When we were looking for scannable objects to showcase the MakerBot Digitizer, there came a moment where we asked, “What goes well with lasers?
Cats go well with lasers! We found a ceramic cat on eBay and put it in the announcement and named it… LASER CAT!
What makes this a great thing to digitize? LASER CAT is a great candidate for scanning because it’s all one piece, and as the MakerBot Digitizer spins it around, the laser can see all the parts. LASER CAT has no occlusions, which are parts of a model that obscure other parts of the model. If the camera can’t see the laser, then it can’t render that part. Occlusions form the internal harbors of an object, like the armpits of objects… always there, but not always seen. One of the superpowers of the MakerBot Digitizer is the ability to deal with hidden geometry— the software will fill in the holes— but we don’t need that superpower for this model.
What is the challenge? So LASER CAT does present a challenge to the MakerBot Digitizer because LASER CAT has a reflective surface. If you scan things that are reflective without dulling the surface, you may get some weird results. To make LASER CAT non-reflective, I sprayed it with some dry shampoo, which is basically an aerosol can of rice starch. I did this in a well ventilated area and the result was a fine layer of powder over the whole thing. Now the lasers won’t reflect off of the object and I stand a much better chance of getting a clean scan. I washed the dust off the cat when I was done digitizing it.
Result: LASER CAT scanned beautifully on the first try. Here is a close up of the mesh so you can get an idea of the density of the 211,034 triangles that make up this model. It didn’t require any post processing. It’s a nearly perfect copy. The MakerBot Digitizer software made it easy to share LASER CAT on Thingiverse and just because it came out great, don’t be afraid to post process and make a derivative.

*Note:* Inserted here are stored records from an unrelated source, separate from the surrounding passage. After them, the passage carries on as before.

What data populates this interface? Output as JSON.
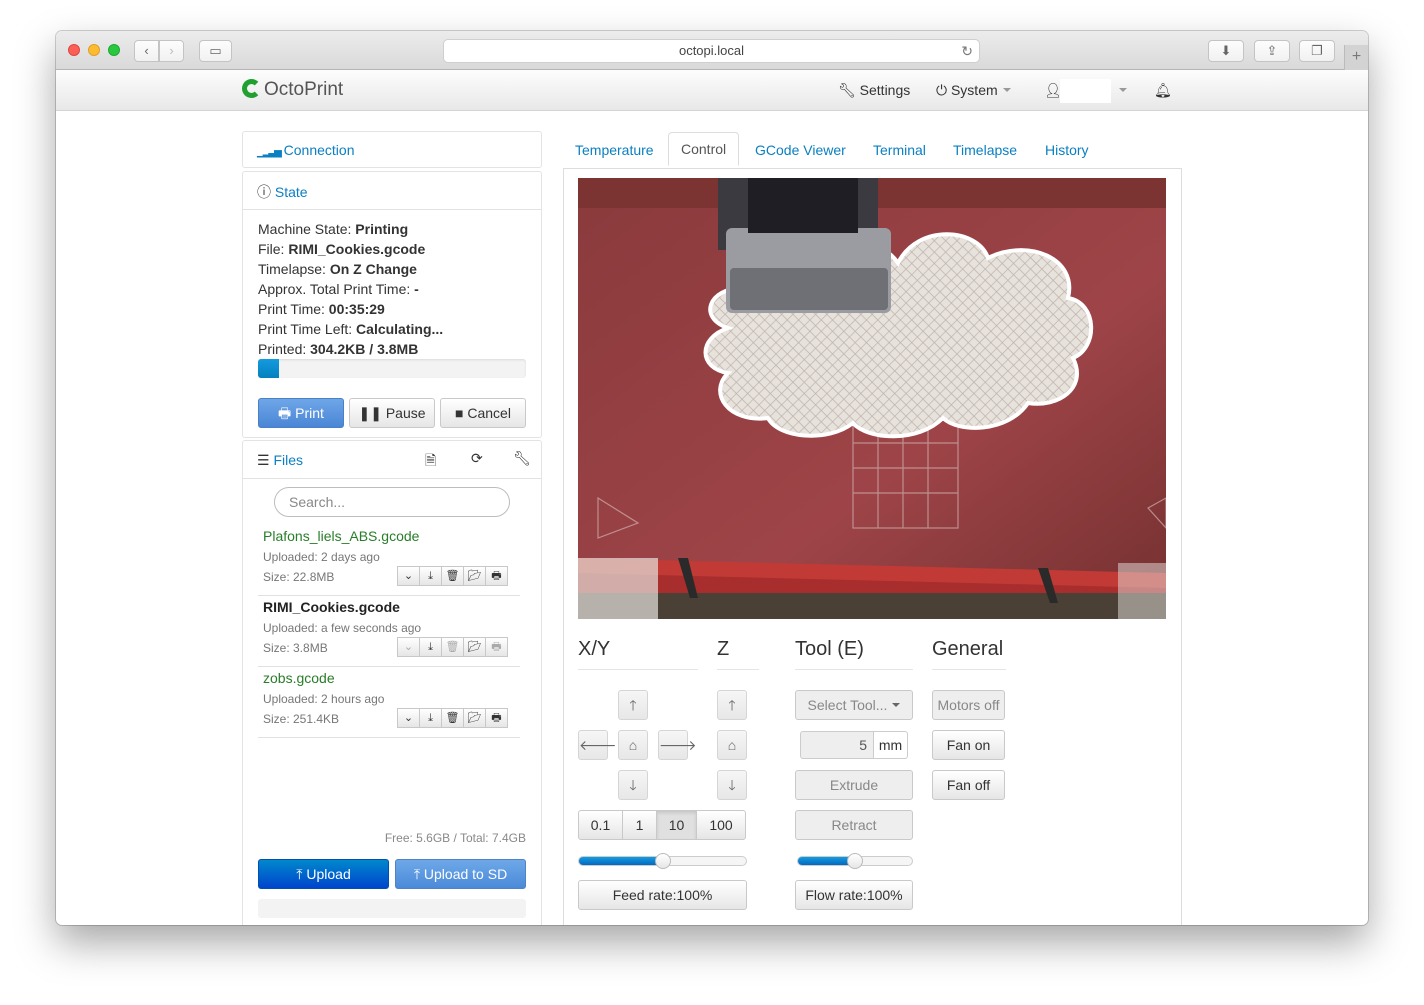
{
  "browser": {
    "url": "octopi.local"
  },
  "nav": {
    "brand": "OctoPrint",
    "settings": "Settings",
    "system": "System"
  },
  "sidebar": {
    "connection_title": "Connection",
    "state_title": "State",
    "state": {
      "machine_state_label": "Machine State:",
      "machine_state_value": "Printing",
      "file_label": "File:",
      "file_value": "RIMI_Cookies.gcode",
      "timelapse_label": "Timelapse:",
      "timelapse_value": "On Z Change",
      "approx_label": "Approx. Total Print Time:",
      "approx_value": "-",
      "print_time_label": "Print Time:",
      "print_time_value": "00:35:29",
      "time_left_label": "Print Time Left:",
      "time_left_value": "Calculating...",
      "printed_label": "Printed:",
      "printed_value": "304.2KB / 3.8MB",
      "progress": 0.08
    },
    "buttons": {
      "print": "Print",
      "pause": "Pause",
      "cancel": "Cancel"
    },
    "files_title": "Files",
    "search_placeholder": "Search...",
    "files": [
      {
        "name": "Plafons_liels_ABS.gcode",
        "uploaded": "Uploaded: 2 days ago",
        "size": "Size: 22.8MB"
      },
      {
        "name": "RIMI_Cookies.gcode",
        "uploaded": "Uploaded: a few seconds ago",
        "size": "Size: 3.8MB"
      },
      {
        "name": "zobs.gcode",
        "uploaded": "Uploaded: 2 hours ago",
        "size": "Size: 251.4KB"
      }
    ],
    "storage": "Free: 5.6GB / Total: 7.4GB",
    "upload": "Upload",
    "upload_sd": "Upload to SD"
  },
  "tabs": [
    "Temperature",
    "Control",
    "GCode Viewer",
    "Terminal",
    "Timelapse",
    "History"
  ],
  "control": {
    "xy_title": "X/Y",
    "z_title": "Z",
    "tool_title": "Tool (E)",
    "general_title": "General",
    "step_sizes": [
      "0.1",
      "1",
      "10",
      "100"
    ],
    "active_step": "10",
    "feed_rate": "Feed rate:100%",
    "feed_rate_level": 0.5,
    "flow_rate": "Flow rate:100%",
    "flow_rate_level": 0.5,
    "select_tool": "Select Tool...",
    "extrude_amount": "5",
    "unit": "mm",
    "extrude": "Extrude",
    "retract": "Retract",
    "motors_off": "Motors off",
    "fan_on": "Fan on",
    "fan_off": "Fan off"
  }
}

We went ahead and made a derivative with actual lasers, which you can check out on Thingiverse as well.